Of course I am a bit biased, even though I am trying to be objective, independent and open minded. Over the last hour or so I have been busy setting up an Android development environment. If you are wondering why, it is not just out of curiosity, I am also preparing for a training I am taking next week. Over time it is going to be cool to find and understand differences between developing for Windows Phone and for other mobile platforms. I am planning to share my experiences in one way or another.
When I started developing Windows Phone applications, I just went to the App Hub, clicked on the link to download the free tools, and waited for Visual Studio 2010 Express for Windows Phone and Expression Blend 4 for Windows Phone to download and install. The development / design environment comes with a great emulator and within 30 minutes I was up and running (yes, I was using a slow Internet connection).
Today the story was slightly different. In order to start developing my first Android application, I had to download and install a Java SDK for which I went to Oracle. The next step was to download and install the Eclipse IDE for Java EE. Everything so far installed without any problem, but there is more to install. The next thing to install is the Android SDK, which has a nice Windows Installer. But wait …. what is installed is the SDK Starter Package, with which you can download the SDK’s you need for your particular target. It looks like the SDK Starter Package is a specific download manager for multiple Android SDK’s. The challenge now is to find out which SDK I need. I decided to just install the latest version, being SDK Android Plaform 3.2, API 13, revision 1. Hopefully this is the right SDK to get started. Finally, the ADT plugin for Eclipse is needed. Installing the plugin is done from inside Eclipse. In order to get the plugin, you have to run through 8 different, but easy steps. Once Eclipse is restarted, it now should be possible to develop my first Android application.

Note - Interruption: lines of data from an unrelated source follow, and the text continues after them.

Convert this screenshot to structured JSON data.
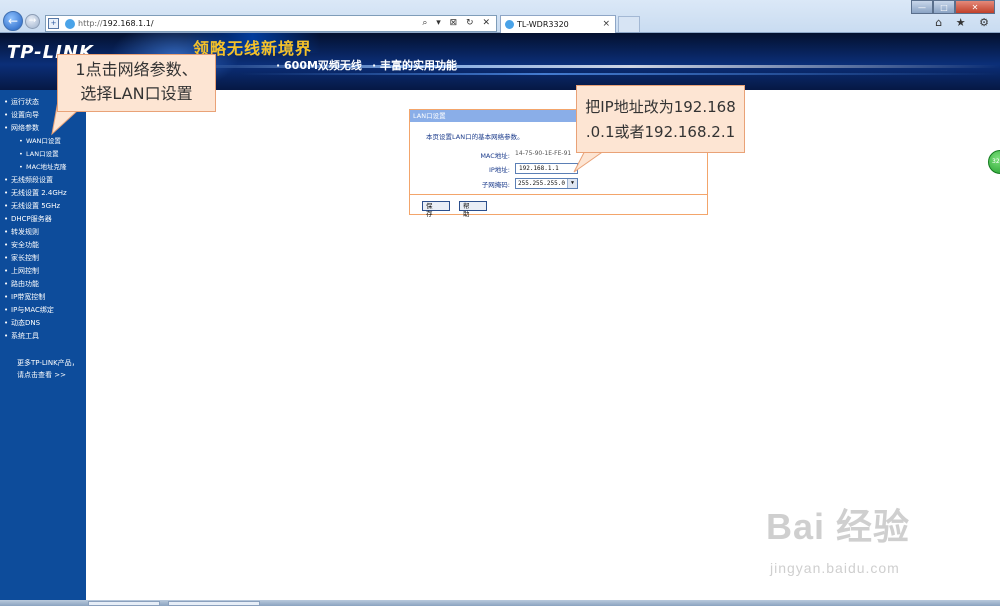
{
  "browser": {
    "url_prefix": "http://",
    "url_host": "192.168.1.1/",
    "address_tools": "⌕ ▾ ⊠ ↻ ✕",
    "tab_title": "TL-WDR3320",
    "back_glyph": "←",
    "forward_glyph": "→",
    "window_controls": {
      "minimize": "—",
      "maximize": "□",
      "close": "✕"
    },
    "right_icons": "⌂ ★ ⚙"
  },
  "banner": {
    "logo": "TP-LINK",
    "slogan": "领略无线新境界",
    "feature_1": "· 600M双频无线",
    "feature_2": "· 丰富的实用功能"
  },
  "sidebar": {
    "items": [
      {
        "label": "运行状态",
        "level": 0
      },
      {
        "label": "设置向导",
        "level": 0
      },
      {
        "label": "网络参数",
        "level": 0
      },
      {
        "label": "WAN口设置",
        "level": 1
      },
      {
        "label": "LAN口设置",
        "level": 1
      },
      {
        "label": "MAC地址克隆",
        "level": 1
      },
      {
        "label": "无线频段设置",
        "level": 0
      },
      {
        "label": "无线设置 2.4GHz",
        "level": 0
      },
      {
        "label": "无线设置 5GHz",
        "level": 0
      },
      {
        "label": "DHCP服务器",
        "level": 0
      },
      {
        "label": "转发规则",
        "level": 0
      },
      {
        "label": "安全功能",
        "level": 0
      },
      {
        "label": "家长控制",
        "level": 0
      },
      {
        "label": "上网控制",
        "level": 0
      },
      {
        "label": "路由功能",
        "level": 0
      },
      {
        "label": "IP带宽控制",
        "level": 0
      },
      {
        "label": "IP与MAC绑定",
        "level": 0
      },
      {
        "label": "动态DNS",
        "level": 0
      },
      {
        "label": "系统工具",
        "level": 0
      }
    ],
    "more_line1": "更多TP-LINK产品，",
    "more_line2": "请点击查看 >>"
  },
  "panel": {
    "title": "LAN口设置",
    "description": "本页设置LAN口的基本网络参数。",
    "mac_label": "MAC地址:",
    "mac_value": "14-75-90-1E-FE-91",
    "ip_label": "IP地址:",
    "ip_value": "192.168.1.1",
    "mask_label": "子网掩码:",
    "mask_value": "255.255.255.0",
    "save_label": "保 存",
    "help_label": "帮 助"
  },
  "annotations": {
    "step1_line1": "1点击网络参数、",
    "step1_line2": "选择LAN口设置",
    "step2_line1": "把IP地址改为192.168",
    "step2_line2": ".0.1或者192.168.2.1"
  },
  "side_badge": "32",
  "watermark": {
    "brand": "Bai 经验",
    "url": "jingyan.baidu.com"
  },
  "colors": {
    "sidebar_bg": "#0d4c9b",
    "banner_bg": "#0b2f78",
    "panel_header": "#8aaee8",
    "panel_border": "#f3a56b",
    "callout_bg": "#fde5d3",
    "slogan": "#f4c12a"
  }
}
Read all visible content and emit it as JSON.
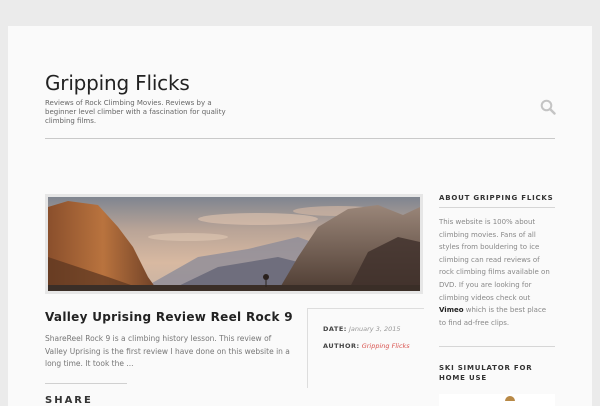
{
  "site": {
    "title": "Gripping Flicks",
    "description": "Reviews of Rock Climbing Movies. Reviews by a beginner level climber with a fascination for quality climbing films.",
    "search_icon": "search-icon"
  },
  "post": {
    "title": "Valley Uprising Review Reel Rock 9",
    "excerpt": "ShareReel Rock 9 is a climbing history lesson. This review of Valley Uprising is the first review I have done on this website in a long time. It took the ...",
    "share_label": "SHARE",
    "date_label": "DATE:",
    "date_value": "January 3, 2015",
    "author_label": "AUTHOR:",
    "author_value": "Gripping Flicks",
    "image_icon": "mountain-landscape-image"
  },
  "sidebar": {
    "about_heading": "ABOUT GRIPPING FLICKS",
    "about_text_before": "This website is 100% about climbing movies. Fans of all styles from bouldering to ice climbing can read reviews of rock climbing films available on DVD. If you are looking for climbing videos check out ",
    "about_link": "Vimeo",
    "about_text_after": " which is the best place to find ad-free clips.",
    "ski_heading": "SKI SIMULATOR FOR HOME USE"
  },
  "colors": {
    "accent_link": "#d9534f",
    "background": "#ebebeb",
    "page": "#fafafa"
  }
}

Now, instead of 30 minutes to install a development environment, it took me over 2 hours. However, remember, this is the very first time that I am going to work with Eclipse, a Java SDK and Android. I can imagine that experienced Android developers install the tools way faster than I did. However, so far my conclusion for the day:
Windows Phone vs. Android: 1 – 0.